Start of Exercise data

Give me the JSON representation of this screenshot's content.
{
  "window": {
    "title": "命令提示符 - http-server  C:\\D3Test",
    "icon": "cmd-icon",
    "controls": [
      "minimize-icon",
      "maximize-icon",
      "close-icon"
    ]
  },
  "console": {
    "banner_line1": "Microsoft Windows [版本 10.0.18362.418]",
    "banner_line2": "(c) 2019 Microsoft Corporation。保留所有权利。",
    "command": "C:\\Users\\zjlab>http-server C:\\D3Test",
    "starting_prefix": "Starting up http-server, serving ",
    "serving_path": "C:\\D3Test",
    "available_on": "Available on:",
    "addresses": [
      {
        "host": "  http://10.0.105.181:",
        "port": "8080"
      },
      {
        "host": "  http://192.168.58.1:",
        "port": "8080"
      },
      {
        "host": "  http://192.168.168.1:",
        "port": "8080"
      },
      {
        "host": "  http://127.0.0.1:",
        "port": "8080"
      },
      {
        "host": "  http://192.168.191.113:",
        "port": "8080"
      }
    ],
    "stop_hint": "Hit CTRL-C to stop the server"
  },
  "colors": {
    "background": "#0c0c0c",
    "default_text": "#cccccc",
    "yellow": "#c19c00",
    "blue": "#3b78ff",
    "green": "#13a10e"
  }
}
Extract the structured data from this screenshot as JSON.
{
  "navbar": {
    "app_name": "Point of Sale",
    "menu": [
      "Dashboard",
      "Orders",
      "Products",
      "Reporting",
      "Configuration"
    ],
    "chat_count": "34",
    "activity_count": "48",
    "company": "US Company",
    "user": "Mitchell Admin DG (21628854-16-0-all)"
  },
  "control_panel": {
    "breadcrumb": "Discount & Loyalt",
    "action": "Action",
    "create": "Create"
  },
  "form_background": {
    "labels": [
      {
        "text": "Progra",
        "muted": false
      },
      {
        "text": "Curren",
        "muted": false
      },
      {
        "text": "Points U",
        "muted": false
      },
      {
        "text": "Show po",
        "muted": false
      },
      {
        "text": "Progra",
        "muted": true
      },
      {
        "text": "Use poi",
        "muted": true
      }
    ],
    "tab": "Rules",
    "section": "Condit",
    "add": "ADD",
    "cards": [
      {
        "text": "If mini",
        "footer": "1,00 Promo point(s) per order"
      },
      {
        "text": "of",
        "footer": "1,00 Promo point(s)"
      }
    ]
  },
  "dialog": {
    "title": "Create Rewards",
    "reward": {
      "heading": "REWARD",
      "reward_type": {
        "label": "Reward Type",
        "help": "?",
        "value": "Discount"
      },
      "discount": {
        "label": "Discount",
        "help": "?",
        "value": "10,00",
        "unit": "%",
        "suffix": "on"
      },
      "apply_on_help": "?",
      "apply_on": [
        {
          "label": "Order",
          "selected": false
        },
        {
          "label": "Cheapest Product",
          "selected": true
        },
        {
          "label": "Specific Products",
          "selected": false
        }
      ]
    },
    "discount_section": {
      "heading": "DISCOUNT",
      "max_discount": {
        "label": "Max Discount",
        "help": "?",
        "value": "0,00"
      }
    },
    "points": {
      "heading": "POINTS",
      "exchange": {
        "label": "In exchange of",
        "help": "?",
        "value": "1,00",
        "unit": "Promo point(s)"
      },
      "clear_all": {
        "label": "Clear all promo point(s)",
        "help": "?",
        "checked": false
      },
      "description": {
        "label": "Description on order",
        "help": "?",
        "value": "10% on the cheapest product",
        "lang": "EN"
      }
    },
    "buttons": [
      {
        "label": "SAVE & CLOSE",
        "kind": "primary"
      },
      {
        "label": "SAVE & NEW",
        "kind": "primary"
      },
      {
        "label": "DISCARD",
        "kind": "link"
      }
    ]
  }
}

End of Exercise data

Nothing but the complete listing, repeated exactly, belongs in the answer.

Give me the JSON representation of this screenshot's content.
{
  "window": {
    "title": "命令提示符 - http-server  C:\\D3Test",
    "icon": "cmd-icon",
    "controls": [
      "minimize-icon",
      "maximize-icon",
      "close-icon"
    ]
  },
  "console": {
    "banner_line1": "Microsoft Windows [版本 10.0.18362.418]",
    "banner_line2": "(c) 2019 Microsoft Corporation。保留所有权利。",
    "command": "C:\\Users\\zjlab>http-server C:\\D3Test",
    "starting_prefix": "Starting up http-server, serving ",
    "serving_path": "C:\\D3Test",
    "available_on": "Available on:",
    "addresses": [
      {
        "host": "  http://10.0.105.181:",
        "port": "8080"
      },
      {
        "host": "  http://192.168.58.1:",
        "port": "8080"
      },
      {
        "host": "  http://192.168.168.1:",
        "port": "8080"
      },
      {
        "host": "  http://127.0.0.1:",
        "port": "8080"
      },
      {
        "host": "  http://192.168.191.113:",
        "port": "8080"
      }
    ],
    "stop_hint": "Hit CTRL-C to stop the server"
  },
  "colors": {
    "background": "#0c0c0c",
    "default_text": "#cccccc",
    "yellow": "#c19c00",
    "blue": "#3b78ff",
    "green": "#13a10e"
  }
}
Extract the structured data from this screenshot as JSON.
{
  "navbar": {
    "app_name": "Point of Sale",
    "menu": [
      "Dashboard",
      "Orders",
      "Products",
      "Reporting",
      "Configuration"
    ],
    "chat_count": "34",
    "activity_count": "48",
    "company": "US Company",
    "user": "Mitchell Admin DG (21628854-16-0-all)"
  },
  "control_panel": {
    "breadcrumb": "Discount & Loyalt",
    "action": "Action",
    "create": "Create"
  },
  "form_background": {
    "labels": [
      {
        "text": "Progra",
        "muted": false
      },
      {
        "text": "Curren",
        "muted": false
      },
      {
        "text": "Points U",
        "muted": false
      },
      {
        "text": "Show po",
        "muted": false
      },
      {
        "text": "Progra",
        "muted": true
      },
      {
        "text": "Use poi",
        "muted": true
      }
    ],
    "tab": "Rules",
    "section": "Condit",
    "add": "ADD",
    "cards": [
      {
        "text": "If mini",
        "footer": "1,00 Promo point(s) per order"
      },
      {
        "text": "of",
        "footer": "1,00 Promo point(s)"
      }
    ]
  },
  "dialog": {
    "title": "Create Rewards",
    "reward": {
      "heading": "REWARD",
      "reward_type": {
        "label": "Reward Type",
        "help": "?",
        "value": "Discount"
      },
      "discount": {
        "label": "Discount",
        "help": "?",
        "value": "10,00",
        "unit": "%",
        "suffix": "on"
      },
      "apply_on_help": "?",
      "apply_on": [
        {
          "label": "Order",
          "selected": false
        },
        {
          "label": "Cheapest Product",
          "selected": true
        },
        {
          "label": "Specific Products",
          "selected": false
        }
      ]
    },
    "discount_section": {
      "heading": "DISCOUNT",
      "max_discount": {
        "label": "Max Discount",
        "help": "?",
        "value": "0,00"
      }
    },
    "points": {
      "heading": "POINTS",
      "exchange": {
        "label": "In exchange of",
        "help": "?",
        "value": "1,00",
        "unit": "Promo point(s)"
      },
      "clear_all": {
        "label": "Clear all promo point(s)",
        "help": "?",
        "checked": false
      },
      "description": {
        "label": "Description on order",
        "help": "?",
        "value": "10% on the cheapest product",
        "lang": "EN"
      }
    },
    "buttons": [
      {
        "label": "SAVE & CLOSE",
        "kind": "primary"
      },
      {
        "label": "SAVE & NEW",
        "kind": "primary"
      },
      {
        "label": "DISCARD",
        "kind": "link"
      }
    ]
  }
}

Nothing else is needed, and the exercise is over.